In a future release, you'll also be able to select from a set of color palettes (all tested to ensure good contrast for those with low vision) to better reflect your organization's branding.
Our enterprise clients have more options in their dedicated Lucid installation, including:
- Your organization's name or logo in the top navigation of every page
- Your organization's color scheme and heading fonts throughout
- Customized email templates, so you can add your organization's email footer to every invitation, for example
Enterprise customers also have access to business system integration options not available in the smaller packages.
What about HD quality voice?
Yes, Lucid integrated audio supports HD quality audio when you connect using a SIP client. If you haven't tried SIP yet, it's a pretty easy way to get voice running on your computer - kind of like holding a call on Skype. Even better, this quality audio connection is included in each subscription with unlimited minutes at no additional cost.
Will Lucid support video?
Maybe. The increasing support for WebRTC video in modern browsers provides hope that video could becomes as reliable and easy to use as the other technologies currently in Lucid meetings.
And video can be great. It can really enhance meetings, bringing nuance and depth to a discussion that just isn't possible without the visual. It's helpful to see the person giving a report or status update as they're talking, and small group discussions help teams connect more successfully when they can see each other. Video gets closer to co-located, and co-located teams always connect best.
Video is great when it works, that is, and when people are prepared for it.
Some people hate video conferencing. This is particularly common with people who work from home, people calling in after hours, or those connecting from secure environments that can't be broadcast.
Some people simply can't use video or see video, so there's always a risk of leaving some folks out. And when you do have a whole team using video, getting everyone's camera to work consistently without losing connection can be a problem, especially with home and small office networks.
At its worst, video puts the focus on troubleshooting technology and not the goal of the meeting, enough to seriously detract from the group's ability to achieve the meeting goal.
So - while we don't support video now, we're watching the technology and considering it. What do you think? I'd love to have a conversation about why you think Lucid meetings should or should not include video options.
How does Lucid meetings handle meeting recordings?
Lucid integrated audio includes call recording. We do not support screen recording.
Lucid meetings is web based, with no downloads required, which means we don't reach into the underlying technology on your computer that makes it possible to do screen recording.
So while there are technical reasons we don't offer this feature, because we are focused on working meetings rather than webinars, we also have a fundamentally different perspective on what makes a good meeting record.
Notes, clarity on decisions and next steps, action items, copies of documents, etc. are all key to a quality record, as is the ability to organize and later reference these records in a usable way.
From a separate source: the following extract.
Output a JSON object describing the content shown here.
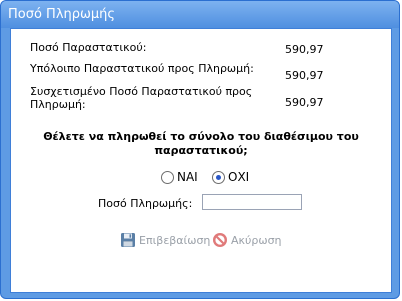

Videos aren't actionable, can't be easily searched for specific content, and with working meetings, rarely get viewed.
Let's be honest: how often have you missed a work meeting and then really wished that someone had video taped it for you to watch later?
If you do want to record a session, we recommend using a screen capture application. When you have a meeting that people really might want to see later, a screen capture tool will give you better quality and more control over the recording than you can get using the built-in recorders from web conferencing providers.
Also, these applications will continue to work should you have connection problems, allowing you to keep recording audio if your internet drops, for example. Finally, you get to control the publication format and location of your recording, ensuring it's available in a format accessible to your key audiences for as long as you need.
What questions do you have?
Those were Tricia's questions. What are yours? Contact us any time and let's talk!